Joint Modulation of Facial Expression Processing by Contextual Congruency and Task Demands
Brain Sci. 2019, 9(5), 116; https://doi.org/10.3390/brainsci9050116 - 17 May 2019
Cited by 13 | Viewed by 2384
Abstract
Faces showing expressions of happiness or anger were presented together with sentences that described happiness-inducing or anger-inducing situations. Two main variables were manipulated: (i) congruency between contexts and expressions (congruent/incongruent) and (ii) the task assigned to the participant, discriminating the emotion shown by [...] Read more.
Faces showing expressions of happiness or anger were presented together with sentences that described happiness-inducing or anger-inducing situations. Two main variables were manipulated: (i) congruency between contexts and expressions (congruent/incongruent) and (ii) the task assigned to the participant, discriminating the emotion shown by the target face (emotion task) or judging whether the expression shown by the face was congruent or not with the context (congruency task). Behavioral and electrophysiological results (event-related potentials (ERP)) showed that processing facial expressions was jointly influenced by congruency and task demands. ERP results revealed task effects at frontal sites, with larger positive amplitudes between 250–450 ms in the congruency task, reflecting the higher cognitive effort required by this task. Effects of congruency appeared at latencies and locations corresponding to the early posterior negativity (EPN) and late positive potential (LPP) components that have previously been found to be sensitive to emotion and affective congruency. The magnitude and spatial distribution of the congruency effects varied depending on the task and the target expression. These results are discussed in terms of the modulatory role of context on facial expression processing and the different mechanisms underlying the processing of expressions of positive and negative emotions. Full article
(This article belongs to the Special Issue Perceptual and Affective Mechanisms in Facial Expression Recognition)
Show Figures

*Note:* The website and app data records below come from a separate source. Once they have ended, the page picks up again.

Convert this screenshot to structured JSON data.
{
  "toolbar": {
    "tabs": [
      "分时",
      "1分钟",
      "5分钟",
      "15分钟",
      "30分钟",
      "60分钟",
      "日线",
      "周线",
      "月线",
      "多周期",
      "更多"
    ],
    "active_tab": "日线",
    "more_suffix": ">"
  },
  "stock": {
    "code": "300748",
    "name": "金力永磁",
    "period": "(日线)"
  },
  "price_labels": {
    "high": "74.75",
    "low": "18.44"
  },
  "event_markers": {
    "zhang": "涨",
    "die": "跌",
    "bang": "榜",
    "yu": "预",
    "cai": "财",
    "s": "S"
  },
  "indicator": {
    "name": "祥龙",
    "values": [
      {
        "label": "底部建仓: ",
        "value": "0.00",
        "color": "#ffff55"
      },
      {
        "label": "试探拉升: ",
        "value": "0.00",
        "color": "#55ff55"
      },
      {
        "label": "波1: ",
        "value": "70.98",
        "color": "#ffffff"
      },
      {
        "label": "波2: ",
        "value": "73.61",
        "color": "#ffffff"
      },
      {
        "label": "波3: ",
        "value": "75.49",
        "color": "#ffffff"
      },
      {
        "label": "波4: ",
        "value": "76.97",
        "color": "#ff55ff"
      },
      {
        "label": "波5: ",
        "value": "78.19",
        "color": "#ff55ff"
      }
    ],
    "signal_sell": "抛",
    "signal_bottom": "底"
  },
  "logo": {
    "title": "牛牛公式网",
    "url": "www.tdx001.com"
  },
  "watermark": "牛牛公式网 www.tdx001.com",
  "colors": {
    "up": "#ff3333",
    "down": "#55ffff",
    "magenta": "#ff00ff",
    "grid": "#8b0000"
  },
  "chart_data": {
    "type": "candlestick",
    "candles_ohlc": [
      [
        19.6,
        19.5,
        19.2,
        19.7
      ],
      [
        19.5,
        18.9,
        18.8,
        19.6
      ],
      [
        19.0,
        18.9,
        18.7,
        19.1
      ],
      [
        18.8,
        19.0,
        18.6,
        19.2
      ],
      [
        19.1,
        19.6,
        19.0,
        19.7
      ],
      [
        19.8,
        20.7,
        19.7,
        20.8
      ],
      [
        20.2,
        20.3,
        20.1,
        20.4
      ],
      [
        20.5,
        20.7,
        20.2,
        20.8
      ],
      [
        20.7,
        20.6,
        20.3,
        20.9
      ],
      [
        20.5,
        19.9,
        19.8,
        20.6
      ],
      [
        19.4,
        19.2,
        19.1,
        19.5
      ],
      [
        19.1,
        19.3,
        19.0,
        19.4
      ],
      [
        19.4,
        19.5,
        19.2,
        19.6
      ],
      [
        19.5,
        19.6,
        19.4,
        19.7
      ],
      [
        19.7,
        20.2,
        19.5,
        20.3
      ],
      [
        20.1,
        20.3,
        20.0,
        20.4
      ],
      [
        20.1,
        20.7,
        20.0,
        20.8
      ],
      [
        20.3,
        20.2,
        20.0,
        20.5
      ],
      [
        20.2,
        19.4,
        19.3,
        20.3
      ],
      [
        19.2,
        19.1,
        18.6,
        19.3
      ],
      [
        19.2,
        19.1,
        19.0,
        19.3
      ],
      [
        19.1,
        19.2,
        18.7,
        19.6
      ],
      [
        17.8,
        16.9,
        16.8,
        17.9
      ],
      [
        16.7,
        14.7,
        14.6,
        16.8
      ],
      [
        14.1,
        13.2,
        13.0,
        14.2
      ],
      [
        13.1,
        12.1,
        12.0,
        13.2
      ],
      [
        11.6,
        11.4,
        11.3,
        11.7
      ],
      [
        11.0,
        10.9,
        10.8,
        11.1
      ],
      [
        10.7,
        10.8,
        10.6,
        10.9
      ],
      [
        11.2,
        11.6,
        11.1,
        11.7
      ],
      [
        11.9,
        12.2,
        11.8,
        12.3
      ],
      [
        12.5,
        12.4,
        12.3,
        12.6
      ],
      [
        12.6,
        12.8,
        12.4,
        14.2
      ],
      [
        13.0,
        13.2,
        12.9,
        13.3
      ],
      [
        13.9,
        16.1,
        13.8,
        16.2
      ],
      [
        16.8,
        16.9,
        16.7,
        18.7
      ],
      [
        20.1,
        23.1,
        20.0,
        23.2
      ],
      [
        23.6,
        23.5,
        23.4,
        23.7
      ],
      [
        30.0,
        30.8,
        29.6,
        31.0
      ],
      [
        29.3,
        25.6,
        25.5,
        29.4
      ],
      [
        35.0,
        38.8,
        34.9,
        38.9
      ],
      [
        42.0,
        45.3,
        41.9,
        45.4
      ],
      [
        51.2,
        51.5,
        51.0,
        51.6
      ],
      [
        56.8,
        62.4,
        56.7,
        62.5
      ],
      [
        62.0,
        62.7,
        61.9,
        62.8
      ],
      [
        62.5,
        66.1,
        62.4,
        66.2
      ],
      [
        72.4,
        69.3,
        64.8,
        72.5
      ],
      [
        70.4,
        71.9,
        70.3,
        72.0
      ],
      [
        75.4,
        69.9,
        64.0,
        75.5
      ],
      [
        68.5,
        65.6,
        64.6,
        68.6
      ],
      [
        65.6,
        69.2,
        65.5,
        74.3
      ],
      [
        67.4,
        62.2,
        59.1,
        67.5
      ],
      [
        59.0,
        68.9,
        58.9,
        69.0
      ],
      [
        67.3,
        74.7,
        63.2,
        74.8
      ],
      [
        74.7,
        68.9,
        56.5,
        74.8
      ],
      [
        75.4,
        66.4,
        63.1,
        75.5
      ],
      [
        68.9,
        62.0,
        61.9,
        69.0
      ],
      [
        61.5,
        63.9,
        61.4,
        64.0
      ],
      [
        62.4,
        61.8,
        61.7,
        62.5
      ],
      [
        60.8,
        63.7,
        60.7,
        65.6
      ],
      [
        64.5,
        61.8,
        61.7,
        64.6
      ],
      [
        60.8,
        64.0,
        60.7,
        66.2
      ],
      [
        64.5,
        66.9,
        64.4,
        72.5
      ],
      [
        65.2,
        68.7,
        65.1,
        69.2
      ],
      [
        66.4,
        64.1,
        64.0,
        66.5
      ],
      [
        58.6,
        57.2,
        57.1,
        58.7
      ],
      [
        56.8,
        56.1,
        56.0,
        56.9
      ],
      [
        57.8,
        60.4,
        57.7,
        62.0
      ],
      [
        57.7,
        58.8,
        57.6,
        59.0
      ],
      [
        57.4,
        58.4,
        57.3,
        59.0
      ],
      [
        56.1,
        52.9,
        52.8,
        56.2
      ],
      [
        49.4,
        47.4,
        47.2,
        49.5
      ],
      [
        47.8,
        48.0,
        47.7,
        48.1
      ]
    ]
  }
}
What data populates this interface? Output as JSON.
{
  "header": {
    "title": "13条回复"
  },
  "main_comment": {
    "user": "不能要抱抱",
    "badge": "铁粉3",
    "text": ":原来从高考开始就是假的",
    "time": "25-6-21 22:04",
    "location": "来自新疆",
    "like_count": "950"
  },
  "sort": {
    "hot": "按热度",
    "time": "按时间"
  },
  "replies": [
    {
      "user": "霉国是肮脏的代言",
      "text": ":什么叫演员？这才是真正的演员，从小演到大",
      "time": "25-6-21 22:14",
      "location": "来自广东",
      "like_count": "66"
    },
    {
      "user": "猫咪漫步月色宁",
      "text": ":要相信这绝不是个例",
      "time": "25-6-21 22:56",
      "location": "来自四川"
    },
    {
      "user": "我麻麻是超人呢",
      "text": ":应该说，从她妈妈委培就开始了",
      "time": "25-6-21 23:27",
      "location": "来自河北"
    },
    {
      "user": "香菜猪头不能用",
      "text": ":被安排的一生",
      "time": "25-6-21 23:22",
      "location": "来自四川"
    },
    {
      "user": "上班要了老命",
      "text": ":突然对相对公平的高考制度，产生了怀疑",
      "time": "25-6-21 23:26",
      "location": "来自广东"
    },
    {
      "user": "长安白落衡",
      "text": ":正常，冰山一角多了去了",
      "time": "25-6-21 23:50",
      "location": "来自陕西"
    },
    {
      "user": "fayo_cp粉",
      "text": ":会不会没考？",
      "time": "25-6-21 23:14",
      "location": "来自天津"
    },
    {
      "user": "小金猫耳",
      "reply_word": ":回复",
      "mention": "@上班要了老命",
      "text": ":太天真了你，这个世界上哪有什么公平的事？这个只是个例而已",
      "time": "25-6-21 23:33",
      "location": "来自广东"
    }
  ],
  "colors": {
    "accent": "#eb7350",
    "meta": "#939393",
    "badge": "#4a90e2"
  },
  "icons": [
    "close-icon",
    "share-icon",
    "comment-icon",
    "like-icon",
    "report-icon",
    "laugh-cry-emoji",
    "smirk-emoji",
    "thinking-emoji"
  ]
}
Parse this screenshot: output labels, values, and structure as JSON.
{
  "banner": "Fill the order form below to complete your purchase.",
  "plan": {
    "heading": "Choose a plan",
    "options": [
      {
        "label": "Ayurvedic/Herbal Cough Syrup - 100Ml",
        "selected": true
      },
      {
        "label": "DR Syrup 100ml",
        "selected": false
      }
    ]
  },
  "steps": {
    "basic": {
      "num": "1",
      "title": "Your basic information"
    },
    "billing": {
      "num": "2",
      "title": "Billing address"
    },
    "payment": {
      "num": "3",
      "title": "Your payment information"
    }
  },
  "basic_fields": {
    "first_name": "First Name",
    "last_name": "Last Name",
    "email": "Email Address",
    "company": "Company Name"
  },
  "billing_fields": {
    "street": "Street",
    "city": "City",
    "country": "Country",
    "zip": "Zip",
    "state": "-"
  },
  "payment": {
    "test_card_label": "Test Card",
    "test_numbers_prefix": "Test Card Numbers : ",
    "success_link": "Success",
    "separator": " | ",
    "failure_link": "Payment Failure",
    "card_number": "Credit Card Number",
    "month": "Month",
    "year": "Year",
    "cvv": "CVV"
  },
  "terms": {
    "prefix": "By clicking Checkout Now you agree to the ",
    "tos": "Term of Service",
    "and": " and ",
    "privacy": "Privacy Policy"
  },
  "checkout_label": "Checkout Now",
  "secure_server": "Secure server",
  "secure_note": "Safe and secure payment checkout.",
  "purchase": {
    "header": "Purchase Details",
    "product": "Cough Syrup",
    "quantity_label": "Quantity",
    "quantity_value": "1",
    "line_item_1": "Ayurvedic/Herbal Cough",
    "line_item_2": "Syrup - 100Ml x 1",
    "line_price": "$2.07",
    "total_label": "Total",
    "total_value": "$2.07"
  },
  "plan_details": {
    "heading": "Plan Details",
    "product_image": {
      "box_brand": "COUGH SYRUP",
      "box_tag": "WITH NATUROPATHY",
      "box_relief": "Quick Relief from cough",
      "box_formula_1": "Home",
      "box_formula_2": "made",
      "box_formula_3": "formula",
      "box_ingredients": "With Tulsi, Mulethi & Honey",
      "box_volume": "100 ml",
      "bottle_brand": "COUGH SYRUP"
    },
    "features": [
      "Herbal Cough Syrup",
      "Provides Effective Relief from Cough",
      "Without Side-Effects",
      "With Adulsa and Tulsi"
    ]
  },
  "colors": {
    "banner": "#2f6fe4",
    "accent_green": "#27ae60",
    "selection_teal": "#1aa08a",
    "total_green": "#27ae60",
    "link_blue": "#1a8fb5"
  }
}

Figure 1

Article
The Motivational Power of the Happy Face
Brain Sci. 2019, 9(1), 6; https://doi.org/10.3390/brainsci9010006 - 07 Jan 2019
Cited by 7 | Viewed by 2369
Abstract
People who are cheerful have better social relationships. This might be the case because happy faces communicate an invitation to interact. Thus, happy faces might have a strong motivational effect on others. We tested this hypothesis in a set of four studies. Study [...] Read more.
People who are cheerful have better social relationships. This might be the case because happy faces communicate an invitation to interact. Thus, happy faces might have a strong motivational effect on others. We tested this hypothesis in a set of four studies. Study 1 (N = 94) showed that approach reactions to happy faces are faster than other reactions to happy or angry faces. Study 2 (N = 99) found the same effect when comparing reactions to happy faces with reactions to disgusted faces. Supporting the notion that this effect is related to motivation, habitual social approach motivation intensified the motivational effect of happy faces (Study 3, N = 82). Finally, Study 4 (N = 40) showed that the reaction-time asymmetry does not hold for categorization tasks without approach and avoidance movements. These studies demonstrate that happy faces have a strong motivational power. They seem to activate approach reactions more strongly than angry or disgusted faces activate avoidance reactions. Full article
(This article belongs to the Special Issue Perceptual and Affective Mechanisms in Facial Expression Recognition)
Show Figures

Figure 1

Back to TopTop